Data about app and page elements

========================================

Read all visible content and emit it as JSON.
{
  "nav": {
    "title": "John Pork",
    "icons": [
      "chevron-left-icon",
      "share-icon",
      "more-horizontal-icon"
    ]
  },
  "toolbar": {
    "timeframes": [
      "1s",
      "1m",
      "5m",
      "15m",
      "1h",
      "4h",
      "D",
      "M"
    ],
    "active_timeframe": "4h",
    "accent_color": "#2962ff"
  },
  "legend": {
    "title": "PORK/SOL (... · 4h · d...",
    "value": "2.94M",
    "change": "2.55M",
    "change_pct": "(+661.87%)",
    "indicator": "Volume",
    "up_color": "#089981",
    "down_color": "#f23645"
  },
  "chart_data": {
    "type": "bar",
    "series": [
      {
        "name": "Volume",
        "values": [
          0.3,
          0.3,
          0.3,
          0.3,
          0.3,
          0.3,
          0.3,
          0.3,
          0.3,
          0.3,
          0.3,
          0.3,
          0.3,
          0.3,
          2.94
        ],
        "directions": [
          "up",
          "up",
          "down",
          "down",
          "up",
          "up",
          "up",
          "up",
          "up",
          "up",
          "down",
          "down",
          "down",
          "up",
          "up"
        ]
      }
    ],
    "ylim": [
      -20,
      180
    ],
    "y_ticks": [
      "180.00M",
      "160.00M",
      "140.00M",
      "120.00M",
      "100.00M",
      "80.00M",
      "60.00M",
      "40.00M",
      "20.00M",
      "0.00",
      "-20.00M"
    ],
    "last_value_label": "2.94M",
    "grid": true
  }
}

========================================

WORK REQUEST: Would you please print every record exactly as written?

ANSWER SECTION:
Read all visible content and emit it as JSON.
{
  "nav": {
    "title": "John Pork",
    "icons": [
      "chevron-left-icon",
      "share-icon",
      "more-horizontal-icon"
    ]
  },
  "toolbar": {
    "timeframes": [
      "1s",
      "1m",
      "5m",
      "15m",
      "1h",
      "4h",
      "D",
      "M"
    ],
    "active_timeframe": "4h",
    "accent_color": "#2962ff"
  },
  "legend": {
    "title": "PORK/SOL (... · 4h · d...",
    "value": "2.94M",
    "change": "2.55M",
    "change_pct": "(+661.87%)",
    "indicator": "Volume",
    "up_color": "#089981",
    "down_color": "#f23645"
  },
  "chart_data": {
    "type": "bar",
    "series": [
      {
        "name": "Volume",
        "values": [
          0.3,
          0.3,
          0.3,
          0.3,
          0.3,
          0.3,
          0.3,
          0.3,
          0.3,
          0.3,
          0.3,
          0.3,
          0.3,
          0.3,
          2.94
        ],
        "directions": [
          "up",
          "up",
          "down",
          "down",
          "up",
          "up",
          "up",
          "up",
          "up",
          "up",
          "down",
          "down",
          "down",
          "up",
          "up"
        ]
      }
    ],
    "ylim": [
      -20,
      180
    ],
    "y_ticks": [
      "180.00M",
      "160.00M",
      "140.00M",
      "120.00M",
      "100.00M",
      "80.00M",
      "60.00M",
      "40.00M",
      "20.00M",
      "0.00",
      "-20.00M"
    ],
    "last_value_label": "2.94M",
    "grid": true
  }
}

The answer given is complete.